Thursday, July 28, 2005

Rewriting History by vote

Mike sent an interesting article today about a Jewish writer defending the inclusion of a Christian cross on the Los Angeles County seal. While I am not the sort of Christian that screams foul whenever Christian symbols in public places are challenged by the court, and am never the type to call such things discrimination or persecution (I am a product of a military family- and to cry foul in such instances strikes me as whiney), this is a disturbing incident (if not disturbing, then positively goofy).

The writer of this article is bothered by the county commission's decision to remove a small cross from the picture of a mission/ church on the seal. It seems that Catholic priests were intergal to the founding of the county and some unfortunate slobs had thought it was important to honor that history.

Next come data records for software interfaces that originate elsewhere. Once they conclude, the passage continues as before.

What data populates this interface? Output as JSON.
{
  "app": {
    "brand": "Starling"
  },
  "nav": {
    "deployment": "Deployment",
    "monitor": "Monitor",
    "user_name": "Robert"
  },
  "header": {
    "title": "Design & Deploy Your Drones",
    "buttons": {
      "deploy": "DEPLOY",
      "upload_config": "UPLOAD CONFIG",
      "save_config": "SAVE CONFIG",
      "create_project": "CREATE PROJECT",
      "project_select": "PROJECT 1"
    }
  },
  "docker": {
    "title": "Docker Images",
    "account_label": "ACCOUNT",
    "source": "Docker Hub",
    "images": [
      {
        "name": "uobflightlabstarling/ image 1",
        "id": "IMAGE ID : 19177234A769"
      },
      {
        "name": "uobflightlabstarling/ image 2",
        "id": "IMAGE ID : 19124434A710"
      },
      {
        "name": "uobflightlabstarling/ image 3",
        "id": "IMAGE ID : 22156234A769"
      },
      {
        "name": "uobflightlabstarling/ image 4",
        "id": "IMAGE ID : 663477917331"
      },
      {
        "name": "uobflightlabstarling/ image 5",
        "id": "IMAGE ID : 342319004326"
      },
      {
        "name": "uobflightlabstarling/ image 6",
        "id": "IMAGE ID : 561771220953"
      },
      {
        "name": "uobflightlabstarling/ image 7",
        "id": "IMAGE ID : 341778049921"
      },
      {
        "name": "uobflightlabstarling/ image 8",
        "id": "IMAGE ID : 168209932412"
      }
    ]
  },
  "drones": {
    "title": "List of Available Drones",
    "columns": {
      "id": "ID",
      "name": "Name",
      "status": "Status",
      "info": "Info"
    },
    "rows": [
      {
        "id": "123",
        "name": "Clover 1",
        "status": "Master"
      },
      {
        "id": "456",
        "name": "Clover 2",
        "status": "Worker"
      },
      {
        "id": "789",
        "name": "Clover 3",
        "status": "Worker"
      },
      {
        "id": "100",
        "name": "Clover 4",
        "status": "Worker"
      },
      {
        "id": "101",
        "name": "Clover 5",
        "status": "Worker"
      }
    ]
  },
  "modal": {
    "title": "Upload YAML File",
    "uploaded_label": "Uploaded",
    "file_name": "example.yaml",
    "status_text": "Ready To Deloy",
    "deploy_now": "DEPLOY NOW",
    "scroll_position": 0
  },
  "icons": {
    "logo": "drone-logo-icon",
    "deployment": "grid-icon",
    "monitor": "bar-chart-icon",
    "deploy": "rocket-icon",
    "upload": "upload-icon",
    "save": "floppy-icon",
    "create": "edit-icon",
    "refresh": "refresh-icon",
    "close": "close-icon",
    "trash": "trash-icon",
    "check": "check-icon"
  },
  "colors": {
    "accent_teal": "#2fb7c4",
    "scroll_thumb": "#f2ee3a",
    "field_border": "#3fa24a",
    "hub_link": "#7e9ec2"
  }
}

Anyway, in its big-brotherly attempt to re-write history, the commission deleted the symbol from the insignia. The writer's main problems are three-fold (the rewriting of history, intolerance of a worldview and removal of the foundation of our society).

It is interesting that we have 2 sides of the cultural divide, both desiring to rewrite history in its own image. On the Right we have Wallbuilders and D. James Kennedy's Center for Reclaiming America attempting ignore historians to make the USA a Christian nation in its founding and its early leaders Evangelicals, thereby destroying the separation of church and state and introducing some form of theocracy (at its extreme).

On the Left, as evidenced by the LA County Commission, we have the ACLU (whom I like more than many of my Christian Brethren) and other organizations attempting to purge Christianity not only from our present day society (which is their right, even if I disagree) but also from American history (which is of greater concern), thereby building a barrier on par with the Berlin Wall which would secularize America to the point of denying the existence of its Puritan beginnings and shut the voice of the faithful in the political realm (at its extreme).

Once again, I am at a loss because of the radical nature of these extremes. Why is it so hard to understand the US has a complex and difficult history regarding religion? Why is it so hard to honor the past without rewriting it or deifying it? Why do we think that we need to rewrite the past to justify our present political desires (we are not the 1st such society- Communist Russia, China and Nazi Germany all did great historical rewrites)?

So, I guess I will return home and pick up my copies of Howard Zinn's a People's History of the United States and Paul Johnson's A History of the American People and try to figure out where the truth lay as I read to books telling radically different histories of the the same nation. Could they both be a little right? And a little wrong?

note: this is not a new happening or article.

No comments: